Start of Block
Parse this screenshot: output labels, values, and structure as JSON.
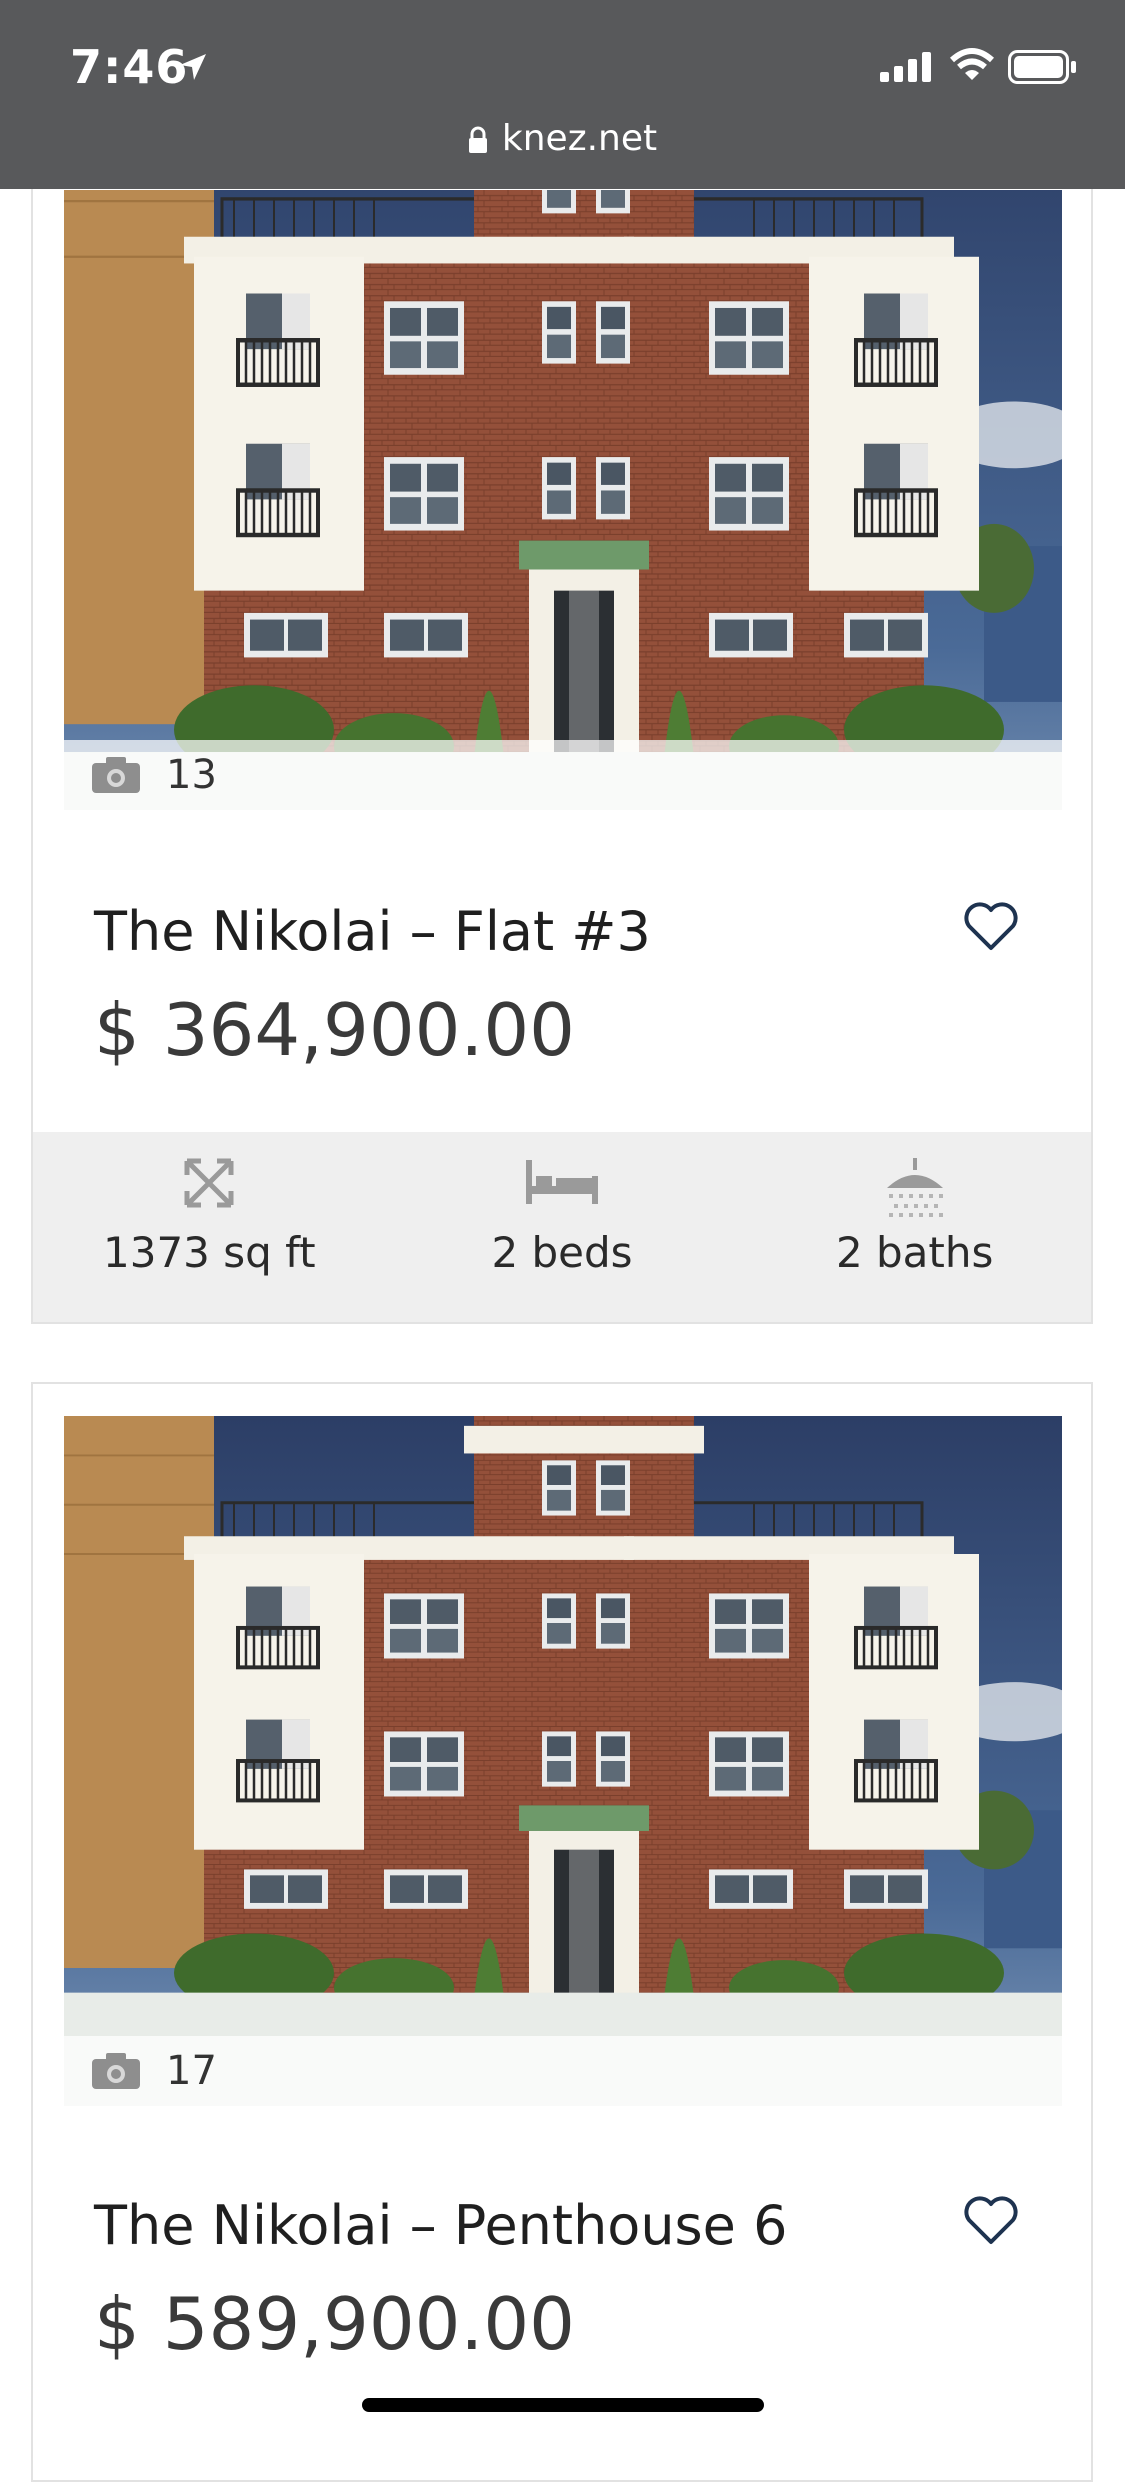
{
  "status_bar": {
    "time": "7:46"
  },
  "browser": {
    "url": "knez.net"
  },
  "listings": [
    {
      "title": "The Nikolai – Flat #3",
      "price": "$ 364,900.00",
      "photo_count": "13",
      "features": {
        "area": "1373 sq ft",
        "beds": "2 beds",
        "baths": "2 baths"
      }
    },
    {
      "title": "The Nikolai – Penthouse 6",
      "price": "$ 589,900.00",
      "photo_count": "17"
    }
  ],
  "icons": [
    "location-arrow-icon",
    "signal-icon",
    "wifi-icon",
    "battery-icon",
    "lock-icon",
    "camera-icon",
    "heart-icon",
    "expand-icon",
    "bed-icon",
    "shower-icon"
  ],
  "colors": {
    "topbar": "#58595b",
    "feature_bg": "#efefef",
    "heart": "#1e3350",
    "brick": "#8e4a30"
  }
}
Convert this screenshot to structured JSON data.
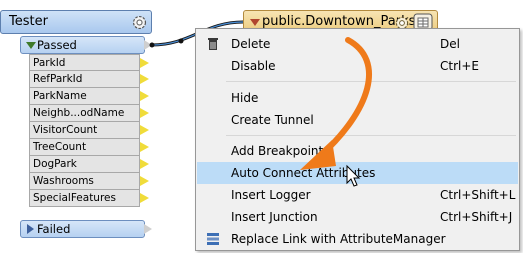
{
  "transformer": {
    "title": "Tester",
    "passed_port": "Passed",
    "failed_port": "Failed",
    "attributes": [
      "ParkId",
      "RefParkId",
      "ParkName",
      "Neighb...odName",
      "VisitorCount",
      "TreeCount",
      "DogPark",
      "Washrooms",
      "SpecialFeatures"
    ]
  },
  "writer": {
    "title": "public.Downtown_Parks"
  },
  "menu": {
    "items": [
      {
        "label": "Delete",
        "shortcut": "Del",
        "icon": "delete-icon"
      },
      {
        "label": "Disable",
        "shortcut": "Ctrl+E"
      },
      {
        "label": "Hide",
        "shortcut": ""
      },
      {
        "label": "Create Tunnel",
        "shortcut": ""
      },
      {
        "label": "Add Breakpoint",
        "shortcut": ""
      },
      {
        "label": "Auto Connect Attributes",
        "shortcut": "",
        "highlighted": true
      },
      {
        "label": "Insert Logger",
        "shortcut": "Ctrl+Shift+L"
      },
      {
        "label": "Insert Junction",
        "shortcut": "Ctrl+Shift+J"
      },
      {
        "label": "Replace Link with AttributeManager",
        "shortcut": "",
        "icon": "attribute-manager-icon"
      }
    ]
  },
  "colors": {
    "highlight": "#bcdcf7",
    "annotation_arrow": "#ef7a1a",
    "connection": "#1a1a1a"
  }
}
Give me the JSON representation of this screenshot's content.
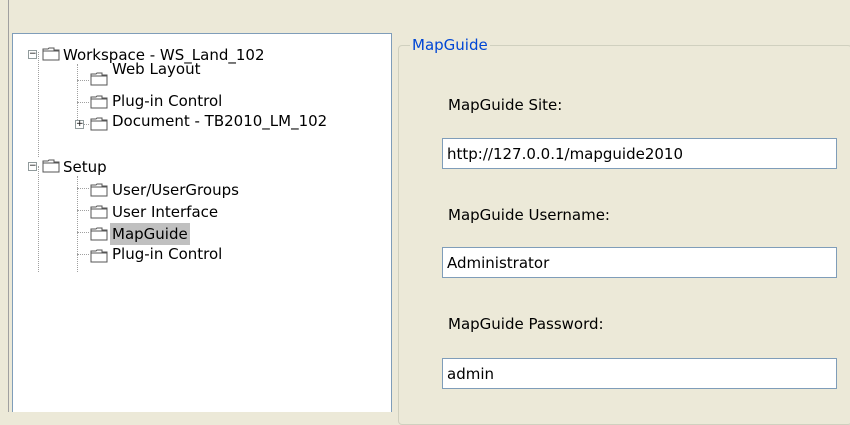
{
  "tree": {
    "nodes": [
      {
        "label": "Workspace - WS_Land_102",
        "icon": "folder-icon",
        "expander": "minus"
      },
      {
        "label": "Web Layout",
        "icon": "folder-icon"
      },
      {
        "label": "Plug-in Control",
        "icon": "folder-icon"
      },
      {
        "label": "Document - TB2010_LM_102",
        "icon": "folder-icon",
        "expander": "plus"
      },
      {
        "label": "Setup",
        "icon": "folder-icon",
        "expander": "minus"
      },
      {
        "label": "User/UserGroups",
        "icon": "folder-icon"
      },
      {
        "label": "User Interface",
        "icon": "folder-icon"
      },
      {
        "label": "MapGuide",
        "icon": "folder-icon",
        "selected": true
      },
      {
        "label": "Plug-in Control",
        "icon": "folder-icon"
      }
    ],
    "expander_symbols": {
      "minus": "−",
      "plus": "+"
    }
  },
  "mapguide": {
    "group_title": "MapGuide",
    "site_label": "MapGuide Site:",
    "site_value": "http://127.0.0.1/mapguide2010",
    "username_label": "MapGuide Username:",
    "username_value": "Administrator",
    "password_label": "MapGuide Password:",
    "password_value": "admin"
  },
  "colors": {
    "window_bg": "#ece9d8",
    "group_title": "#0046d5",
    "selection_bg": "#c0c0c0",
    "input_border": "#7f9db9"
  }
}
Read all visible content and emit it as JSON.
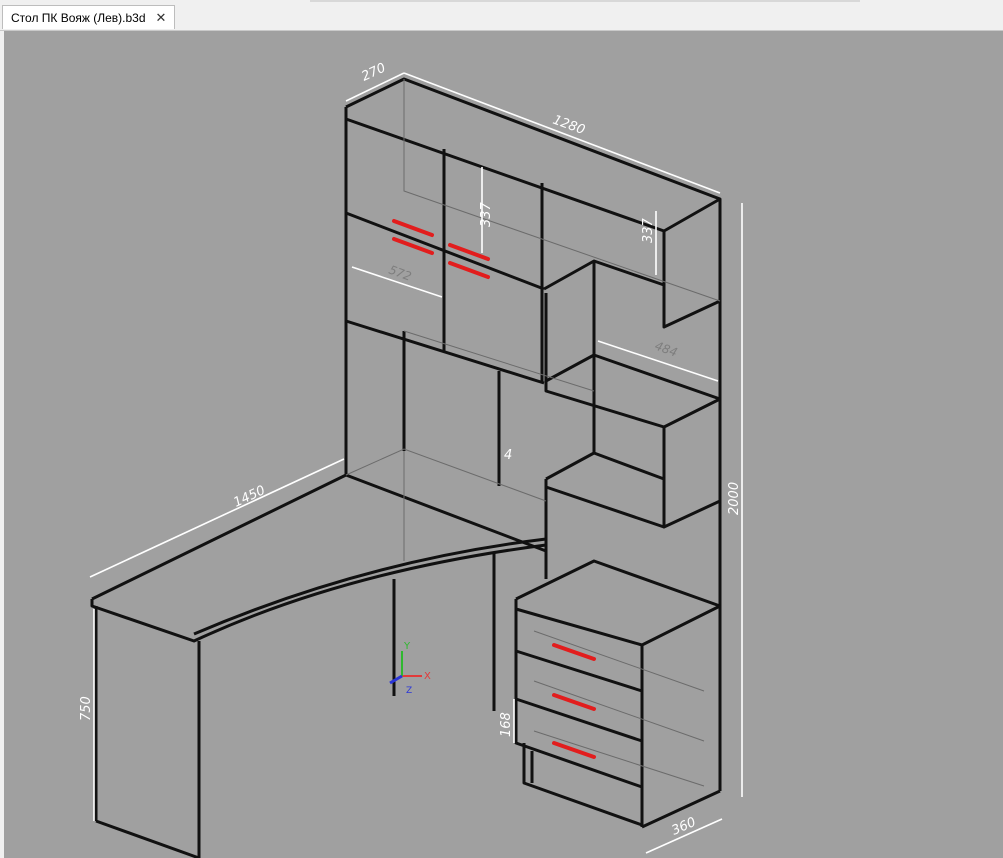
{
  "document_tab": {
    "title": "Стол ПК Вояж (Лев).b3d",
    "close_glyph": "✕"
  },
  "dimensions": {
    "depth_top": "270",
    "width_top": "1280",
    "door_height": "337",
    "shelf_gap": "337",
    "total_height": "2000",
    "desk_length": "1450",
    "desk_height": "750",
    "drawer_height": "168",
    "base_depth": "360",
    "inner_width": "484",
    "door_width": "572",
    "corner_mark": "4"
  },
  "axes": {
    "x": "X",
    "y": "Y",
    "z": "Z"
  },
  "colors": {
    "viewport": "#a0a0a0",
    "line": "#111111",
    "handle": "#e21d1d",
    "dimension": "#ffffff",
    "axis_x": "#e23a3a",
    "axis_y": "#2fb82f",
    "axis_z": "#2a36d8"
  }
}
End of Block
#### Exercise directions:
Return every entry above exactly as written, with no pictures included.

#### Written answer:
Parse this screenshot: output labels, values, and structure as JSON.
{
  "status_bar": {
    "time": "7:46"
  },
  "browser": {
    "url": "knez.net"
  },
  "listings": [
    {
      "title": "The Nikolai – Flat #3",
      "price": "$ 364,900.00",
      "photo_count": "13",
      "features": {
        "area": "1373 sq ft",
        "beds": "2 beds",
        "baths": "2 baths"
      }
    },
    {
      "title": "The Nikolai – Penthouse 6",
      "price": "$ 589,900.00",
      "photo_count": "17"
    }
  ],
  "icons": [
    "location-arrow-icon",
    "signal-icon",
    "wifi-icon",
    "battery-icon",
    "lock-icon",
    "camera-icon",
    "heart-icon",
    "expand-icon",
    "bed-icon",
    "shower-icon"
  ],
  "colors": {
    "topbar": "#58595b",
    "feature_bg": "#efefef",
    "heart": "#1e3350",
    "brick": "#8e4a30"
  }
}
Convert this screenshot to structured JSON data.
{
  "transformer": {
    "title": "Tester",
    "passed_port": "Passed",
    "failed_port": "Failed",
    "attributes": [
      "ParkId",
      "RefParkId",
      "ParkName",
      "Neighb...odName",
      "VisitorCount",
      "TreeCount",
      "DogPark",
      "Washrooms",
      "SpecialFeatures"
    ]
  },
  "writer": {
    "title": "public.Downtown_Parks"
  },
  "menu": {
    "items": [
      {
        "label": "Delete",
        "shortcut": "Del",
        "icon": "delete-icon"
      },
      {
        "label": "Disable",
        "shortcut": "Ctrl+E"
      },
      {
        "label": "Hide",
        "shortcut": ""
      },
      {
        "label": "Create Tunnel",
        "shortcut": ""
      },
      {
        "label": "Add Breakpoint",
        "shortcut": ""
      },
      {
        "label": "Auto Connect Attributes",
        "shortcut": "",
        "highlighted": true
      },
      {
        "label": "Insert Logger",
        "shortcut": "Ctrl+Shift+L"
      },
      {
        "label": "Insert Junction",
        "shortcut": "Ctrl+Shift+J"
      },
      {
        "label": "Replace Link with AttributeManager",
        "shortcut": "",
        "icon": "attribute-manager-icon"
      }
    ]
  },
  "colors": {
    "highlight": "#bcdcf7",
    "annotation_arrow": "#ef7a1a",
    "connection": "#1a1a1a"
  }
}
Give me the JSON representation of this screenshot's content.
{
  "tree": {
    "nodes": [
      {
        "label": "Workspace - WS_Land_102",
        "icon": "folder-icon",
        "expander": "minus"
      },
      {
        "label": "Web Layout",
        "icon": "folder-icon"
      },
      {
        "label": "Plug-in Control",
        "icon": "folder-icon"
      },
      {
        "label": "Document - TB2010_LM_102",
        "icon": "folder-icon",
        "expander": "plus"
      },
      {
        "label": "Setup",
        "icon": "folder-icon",
        "expander": "minus"
      },
      {
        "label": "User/UserGroups",
        "icon": "folder-icon"
      },
      {
        "label": "User Interface",
        "icon": "folder-icon"
      },
      {
        "label": "MapGuide",
        "icon": "folder-icon",
        "selected": true
      },
      {
        "label": "Plug-in Control",
        "icon": "folder-icon"
      }
    ],
    "expander_symbols": {
      "minus": "−",
      "plus": "+"
    }
  },
  "mapguide": {
    "group_title": "MapGuide",
    "site_label": "MapGuide Site:",
    "site_value": "http://127.0.0.1/mapguide2010",
    "username_label": "MapGuide Username:",
    "username_value": "Administrator",
    "password_label": "MapGuide Password:",
    "password_value": "admin"
  },
  "colors": {
    "window_bg": "#ece9d8",
    "group_title": "#0046d5",
    "selection_bg": "#c0c0c0",
    "input_border": "#7f9db9"
  }
}
Read all visible content and emit it as JSON.
{
  "document_tab": {
    "title": "Стол ПК Вояж (Лев).b3d",
    "close_glyph": "✕"
  },
  "dimensions": {
    "depth_top": "270",
    "width_top": "1280",
    "door_height": "337",
    "shelf_gap": "337",
    "total_height": "2000",
    "desk_length": "1450",
    "desk_height": "750",
    "drawer_height": "168",
    "base_depth": "360",
    "inner_width": "484",
    "door_width": "572",
    "corner_mark": "4"
  },
  "axes": {
    "x": "X",
    "y": "Y",
    "z": "Z"
  },
  "colors": {
    "viewport": "#a0a0a0",
    "line": "#111111",
    "handle": "#e21d1d",
    "dimension": "#ffffff",
    "axis_x": "#e23a3a",
    "axis_y": "#2fb82f",
    "axis_z": "#2a36d8"
  }
}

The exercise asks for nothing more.